The upgraded suspension, with its stiffer springs, beefier anti-roll bars, and upgraded dampers proved more than a match for the occasional less-than-fresh patches of Arkansas tarmac, smoothing out the ride while still delivering supreme grip and minimizing body roll. Combined with the comfortable cockpit, willing engine and ample brakes, the Grand Sport feels like it could do this around the clock. And it makes you want to, too.
Too Much Car For The Street?
But there's a downside to all this capability. Pushing this car to 7/10ths on the open road is about 2/10ths too far--it has so much to give, you'll be well past the speed limit and the outer bounds of safety for even the most perfect conditions. Blind driveways, a lack of runoff room, other drivers, and the potential for governmental interference all conspire to keep the car somewhere around 50 percent of maximum--that is, if the driver isn't a homicidal maniac.
This downside isn't so much a downside as visceral proof that the car is made for the track. The only environment in which a driver can really feel out the limits of this car's potential is a closed one.

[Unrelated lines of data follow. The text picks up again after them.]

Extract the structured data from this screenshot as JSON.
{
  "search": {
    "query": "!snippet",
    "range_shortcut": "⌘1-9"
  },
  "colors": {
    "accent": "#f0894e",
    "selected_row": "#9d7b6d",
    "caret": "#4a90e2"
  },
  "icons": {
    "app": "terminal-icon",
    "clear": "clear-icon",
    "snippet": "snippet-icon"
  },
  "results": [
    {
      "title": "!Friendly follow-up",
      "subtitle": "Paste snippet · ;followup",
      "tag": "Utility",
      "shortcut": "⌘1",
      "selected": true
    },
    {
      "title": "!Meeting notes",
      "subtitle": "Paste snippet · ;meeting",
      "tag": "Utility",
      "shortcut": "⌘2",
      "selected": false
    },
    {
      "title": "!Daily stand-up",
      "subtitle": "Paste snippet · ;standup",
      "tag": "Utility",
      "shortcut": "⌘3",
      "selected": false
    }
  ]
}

While this is true of many modern sports cars, it can feel fast driving them at a fraction of their potential--they exhibit small tendencies toward understeer or oversteer, get a bit awkward under quick transitions, or even make you wonder if they're going to stop in time in a panic situation. But the Grand Sport just lopes along, easily doing anything you ask of it, hardly imparting any sense of the pace because it's so completely planted and under control. Then you look down at the speedometer and realize you don't need a $300 ticket this week. Unfortunately, we didn't get to test ours on the track, where we might have explored and found weaknesses. Suffice to say: this is better than a standard Corvette, and even better than a Z51.

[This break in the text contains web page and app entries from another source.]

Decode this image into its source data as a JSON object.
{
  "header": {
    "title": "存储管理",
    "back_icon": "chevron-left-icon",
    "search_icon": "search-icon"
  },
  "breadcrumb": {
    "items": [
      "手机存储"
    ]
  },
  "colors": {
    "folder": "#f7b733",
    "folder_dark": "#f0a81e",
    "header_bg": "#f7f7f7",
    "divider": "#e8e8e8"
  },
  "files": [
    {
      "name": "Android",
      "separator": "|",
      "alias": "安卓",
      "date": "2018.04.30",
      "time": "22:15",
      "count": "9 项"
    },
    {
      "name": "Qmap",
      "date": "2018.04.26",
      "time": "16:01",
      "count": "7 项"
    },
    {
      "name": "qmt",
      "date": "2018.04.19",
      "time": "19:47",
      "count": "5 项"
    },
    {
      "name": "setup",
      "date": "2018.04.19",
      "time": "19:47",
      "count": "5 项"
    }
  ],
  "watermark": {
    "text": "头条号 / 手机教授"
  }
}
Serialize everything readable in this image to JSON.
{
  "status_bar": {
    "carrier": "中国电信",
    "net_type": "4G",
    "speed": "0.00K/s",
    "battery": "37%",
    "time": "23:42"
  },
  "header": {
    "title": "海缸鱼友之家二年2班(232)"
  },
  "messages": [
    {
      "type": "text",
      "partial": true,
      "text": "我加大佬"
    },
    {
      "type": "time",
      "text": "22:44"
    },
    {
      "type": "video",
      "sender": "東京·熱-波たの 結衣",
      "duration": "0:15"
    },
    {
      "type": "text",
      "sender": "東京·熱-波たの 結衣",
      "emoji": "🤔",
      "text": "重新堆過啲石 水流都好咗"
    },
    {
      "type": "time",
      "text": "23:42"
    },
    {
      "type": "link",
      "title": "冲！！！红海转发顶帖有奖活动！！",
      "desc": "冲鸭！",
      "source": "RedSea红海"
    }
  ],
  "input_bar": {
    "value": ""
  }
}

While we're of the opinion that there's no such thing as too much car for the street, for many there is a limit--and it typically comes at the pump. The 2010 Grand Sport, like just about any other Corvette, gets pretty solid mileage on the highway--24-28 mpgs is easy. But around town, or stuck in a motorcycle rally, that figure falls rapidly, to somewhere in the 14-16 mpg range. Considering the car is rated at 16/26 mpg city/highway, that's not a surprise, but it is a reality some may choose not to deal with in a daily driver.
Less-than-stellar around-town fuel economy is a small price to pay for such wicked performance, though, and whether you choose to drive it as your primary car or as a weekend toy, it'll reward you when Friday evening rolls around. Ample rear hatch space handles two people's worth of luggage with room for a few cases of wine to spare. Load it up, hit the hills for a relaxing drive to the weekend getaway, and enjoy the stares on the main drag once you're there.
If you're more inclined to play as hard as you work, the Grand Sport has you covered there, too. Load it on the trailer with a few spare sets of wheels and race tires, roll down to your nearest track, and you're ready to take on Porsche 911 owners fresh from the showroom floor. Of course, you could always drive it to the track on street tires and set a pace unachievable by anything in its price range, too--with the possible exception of the 2011 Shelby Mustang GT500, though that car is more about power and less about handling despite the major improvements for 2011.
Whether you're looking for a grand tourer with flair or a track-day toy with daily potential, the Grand Sport is a solid choice, though you'll have to watch out for options prices driving the MSRP up into Z06 territory.